▸ **ASSIGNMENT**
Whenever a line in this data holds the word "JSON", report that line in full.

▸ **Page and application data records**
Content starts
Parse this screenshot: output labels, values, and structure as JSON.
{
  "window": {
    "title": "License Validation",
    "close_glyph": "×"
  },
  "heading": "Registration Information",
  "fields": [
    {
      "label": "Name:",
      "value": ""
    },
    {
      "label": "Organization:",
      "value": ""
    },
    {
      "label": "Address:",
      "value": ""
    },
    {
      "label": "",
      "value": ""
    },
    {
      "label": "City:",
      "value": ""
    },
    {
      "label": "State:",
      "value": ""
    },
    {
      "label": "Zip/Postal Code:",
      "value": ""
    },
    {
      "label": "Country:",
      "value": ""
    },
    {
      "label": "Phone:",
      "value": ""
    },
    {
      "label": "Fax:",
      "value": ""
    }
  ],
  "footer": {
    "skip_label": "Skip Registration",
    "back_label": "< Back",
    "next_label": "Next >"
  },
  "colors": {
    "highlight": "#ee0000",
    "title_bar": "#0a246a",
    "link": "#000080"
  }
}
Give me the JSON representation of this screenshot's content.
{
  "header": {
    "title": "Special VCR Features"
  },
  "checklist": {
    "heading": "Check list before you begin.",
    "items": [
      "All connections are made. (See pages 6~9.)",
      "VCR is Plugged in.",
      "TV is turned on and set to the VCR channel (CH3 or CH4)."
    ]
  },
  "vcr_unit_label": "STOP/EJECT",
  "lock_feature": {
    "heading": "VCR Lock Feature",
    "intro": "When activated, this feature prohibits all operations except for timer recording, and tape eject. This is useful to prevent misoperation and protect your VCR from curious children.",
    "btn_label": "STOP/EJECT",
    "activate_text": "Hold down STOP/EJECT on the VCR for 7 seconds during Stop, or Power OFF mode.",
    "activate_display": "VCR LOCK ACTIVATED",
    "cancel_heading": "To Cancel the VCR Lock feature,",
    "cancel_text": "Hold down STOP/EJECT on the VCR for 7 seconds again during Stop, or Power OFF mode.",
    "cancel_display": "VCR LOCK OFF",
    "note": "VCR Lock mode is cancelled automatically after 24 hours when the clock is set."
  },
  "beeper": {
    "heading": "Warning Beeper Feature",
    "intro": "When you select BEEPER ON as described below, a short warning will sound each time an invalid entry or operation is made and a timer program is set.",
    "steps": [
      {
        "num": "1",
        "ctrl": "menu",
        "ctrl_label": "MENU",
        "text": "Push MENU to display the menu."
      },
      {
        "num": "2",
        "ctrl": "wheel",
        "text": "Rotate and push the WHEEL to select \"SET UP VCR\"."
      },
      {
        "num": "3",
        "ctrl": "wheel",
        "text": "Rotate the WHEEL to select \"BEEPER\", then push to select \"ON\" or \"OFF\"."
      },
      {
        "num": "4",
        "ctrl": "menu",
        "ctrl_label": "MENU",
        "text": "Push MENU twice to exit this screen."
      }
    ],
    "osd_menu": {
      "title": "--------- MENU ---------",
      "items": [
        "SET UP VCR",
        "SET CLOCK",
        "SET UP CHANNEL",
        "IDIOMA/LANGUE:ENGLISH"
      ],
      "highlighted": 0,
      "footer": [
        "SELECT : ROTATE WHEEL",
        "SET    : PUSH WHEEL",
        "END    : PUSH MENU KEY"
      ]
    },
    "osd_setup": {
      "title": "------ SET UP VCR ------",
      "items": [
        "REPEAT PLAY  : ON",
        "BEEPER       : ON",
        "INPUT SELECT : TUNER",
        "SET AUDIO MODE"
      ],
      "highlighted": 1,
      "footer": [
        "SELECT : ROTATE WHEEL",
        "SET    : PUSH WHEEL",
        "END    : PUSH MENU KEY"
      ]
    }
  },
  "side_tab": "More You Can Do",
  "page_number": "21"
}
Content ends
▸ **RESPONSE TO THE TASK**
Parse this screenshot: output labels, values, and structure as JSON.
Give me the JSON representation of this screenshot's content.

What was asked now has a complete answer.